▶ _PROVIDED INFORMATION_:
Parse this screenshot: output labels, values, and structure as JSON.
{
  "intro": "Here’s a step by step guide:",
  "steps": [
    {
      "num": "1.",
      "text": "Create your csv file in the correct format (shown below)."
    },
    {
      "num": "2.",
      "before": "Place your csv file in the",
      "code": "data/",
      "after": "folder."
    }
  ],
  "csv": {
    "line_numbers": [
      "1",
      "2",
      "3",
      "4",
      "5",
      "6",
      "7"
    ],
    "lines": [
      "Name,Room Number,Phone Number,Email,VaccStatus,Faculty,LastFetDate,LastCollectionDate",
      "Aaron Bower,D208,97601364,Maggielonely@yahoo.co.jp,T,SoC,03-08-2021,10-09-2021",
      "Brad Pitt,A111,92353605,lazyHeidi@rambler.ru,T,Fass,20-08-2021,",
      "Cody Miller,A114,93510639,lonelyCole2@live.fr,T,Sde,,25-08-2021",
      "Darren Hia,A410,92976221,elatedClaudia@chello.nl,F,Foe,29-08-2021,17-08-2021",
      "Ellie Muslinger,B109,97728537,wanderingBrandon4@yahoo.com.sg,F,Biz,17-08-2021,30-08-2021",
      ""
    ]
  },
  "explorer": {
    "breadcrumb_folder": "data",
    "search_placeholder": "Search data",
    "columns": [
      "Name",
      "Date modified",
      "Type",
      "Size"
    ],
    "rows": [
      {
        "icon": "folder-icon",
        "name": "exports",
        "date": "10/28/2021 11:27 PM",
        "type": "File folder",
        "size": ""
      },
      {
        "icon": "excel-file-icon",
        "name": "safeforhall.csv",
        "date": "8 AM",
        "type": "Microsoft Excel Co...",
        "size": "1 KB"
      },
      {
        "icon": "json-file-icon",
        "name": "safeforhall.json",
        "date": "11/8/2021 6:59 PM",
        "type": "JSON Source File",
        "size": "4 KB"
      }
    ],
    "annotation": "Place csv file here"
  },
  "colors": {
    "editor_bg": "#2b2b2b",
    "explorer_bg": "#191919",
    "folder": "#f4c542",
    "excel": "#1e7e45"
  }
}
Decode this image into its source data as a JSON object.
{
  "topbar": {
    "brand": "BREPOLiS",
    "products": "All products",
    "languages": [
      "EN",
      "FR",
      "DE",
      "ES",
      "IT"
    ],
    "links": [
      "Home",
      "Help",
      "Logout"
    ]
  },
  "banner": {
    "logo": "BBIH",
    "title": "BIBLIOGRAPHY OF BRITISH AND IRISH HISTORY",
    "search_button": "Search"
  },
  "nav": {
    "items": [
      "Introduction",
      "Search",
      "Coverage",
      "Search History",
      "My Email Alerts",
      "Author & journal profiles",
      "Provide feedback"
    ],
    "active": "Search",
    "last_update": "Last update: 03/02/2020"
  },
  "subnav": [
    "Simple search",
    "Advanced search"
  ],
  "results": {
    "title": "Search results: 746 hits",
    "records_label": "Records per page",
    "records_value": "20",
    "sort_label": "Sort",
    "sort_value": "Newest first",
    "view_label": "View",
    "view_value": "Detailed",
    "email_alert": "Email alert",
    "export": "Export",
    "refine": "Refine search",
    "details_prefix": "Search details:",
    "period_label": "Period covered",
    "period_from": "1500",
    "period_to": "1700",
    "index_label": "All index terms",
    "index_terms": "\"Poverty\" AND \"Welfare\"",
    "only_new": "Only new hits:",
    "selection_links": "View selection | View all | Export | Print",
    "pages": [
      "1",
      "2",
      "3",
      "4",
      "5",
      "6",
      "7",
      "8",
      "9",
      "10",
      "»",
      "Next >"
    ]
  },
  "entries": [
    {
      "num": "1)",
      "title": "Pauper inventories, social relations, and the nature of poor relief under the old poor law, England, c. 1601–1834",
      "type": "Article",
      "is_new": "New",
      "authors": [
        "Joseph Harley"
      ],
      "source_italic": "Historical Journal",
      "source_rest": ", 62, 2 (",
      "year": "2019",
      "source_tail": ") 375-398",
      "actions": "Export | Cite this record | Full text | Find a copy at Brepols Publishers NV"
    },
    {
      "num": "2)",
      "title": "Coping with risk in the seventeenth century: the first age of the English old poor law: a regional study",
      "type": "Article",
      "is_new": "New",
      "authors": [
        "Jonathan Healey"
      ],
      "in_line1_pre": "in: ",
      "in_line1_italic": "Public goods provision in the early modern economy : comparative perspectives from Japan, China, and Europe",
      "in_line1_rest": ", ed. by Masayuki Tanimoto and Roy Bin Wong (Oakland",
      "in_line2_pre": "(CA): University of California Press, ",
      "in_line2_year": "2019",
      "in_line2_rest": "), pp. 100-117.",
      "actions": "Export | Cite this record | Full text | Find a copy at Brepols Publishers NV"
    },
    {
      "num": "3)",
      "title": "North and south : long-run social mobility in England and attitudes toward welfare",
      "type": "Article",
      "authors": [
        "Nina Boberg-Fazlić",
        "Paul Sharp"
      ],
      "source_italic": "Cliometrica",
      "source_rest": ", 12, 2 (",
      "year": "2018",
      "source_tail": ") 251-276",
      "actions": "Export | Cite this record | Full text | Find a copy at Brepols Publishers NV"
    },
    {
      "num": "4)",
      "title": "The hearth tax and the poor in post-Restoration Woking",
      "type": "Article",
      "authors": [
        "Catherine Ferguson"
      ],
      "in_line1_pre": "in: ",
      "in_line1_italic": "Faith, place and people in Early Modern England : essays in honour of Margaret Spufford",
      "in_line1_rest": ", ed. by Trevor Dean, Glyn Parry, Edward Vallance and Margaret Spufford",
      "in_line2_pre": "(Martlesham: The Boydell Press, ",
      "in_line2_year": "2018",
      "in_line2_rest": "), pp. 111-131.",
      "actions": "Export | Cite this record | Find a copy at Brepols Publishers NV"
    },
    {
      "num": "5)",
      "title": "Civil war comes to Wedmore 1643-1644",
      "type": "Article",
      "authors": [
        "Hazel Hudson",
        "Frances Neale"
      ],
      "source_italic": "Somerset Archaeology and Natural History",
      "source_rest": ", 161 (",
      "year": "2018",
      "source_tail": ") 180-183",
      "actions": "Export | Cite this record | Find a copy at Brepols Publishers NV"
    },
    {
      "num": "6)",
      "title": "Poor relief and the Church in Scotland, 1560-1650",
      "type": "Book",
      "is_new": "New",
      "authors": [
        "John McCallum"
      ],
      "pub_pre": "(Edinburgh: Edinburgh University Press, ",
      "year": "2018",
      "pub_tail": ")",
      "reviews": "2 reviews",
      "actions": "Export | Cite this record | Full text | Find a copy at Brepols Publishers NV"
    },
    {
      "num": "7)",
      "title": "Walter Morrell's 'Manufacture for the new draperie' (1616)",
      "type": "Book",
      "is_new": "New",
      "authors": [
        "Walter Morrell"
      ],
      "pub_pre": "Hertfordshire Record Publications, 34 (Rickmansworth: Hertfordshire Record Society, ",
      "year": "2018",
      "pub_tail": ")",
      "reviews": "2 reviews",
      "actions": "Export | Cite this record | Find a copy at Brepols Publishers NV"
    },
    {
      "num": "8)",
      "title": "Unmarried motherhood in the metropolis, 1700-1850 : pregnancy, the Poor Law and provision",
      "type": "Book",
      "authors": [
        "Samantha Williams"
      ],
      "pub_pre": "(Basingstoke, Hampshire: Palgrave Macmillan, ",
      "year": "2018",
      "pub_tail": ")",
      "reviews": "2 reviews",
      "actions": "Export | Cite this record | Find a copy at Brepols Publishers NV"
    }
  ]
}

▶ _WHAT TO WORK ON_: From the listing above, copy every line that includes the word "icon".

▶ _SOLUTION_:
        "icon": "folder-icon",
        "icon": "excel-file-icon",
        "icon": "json-file-icon",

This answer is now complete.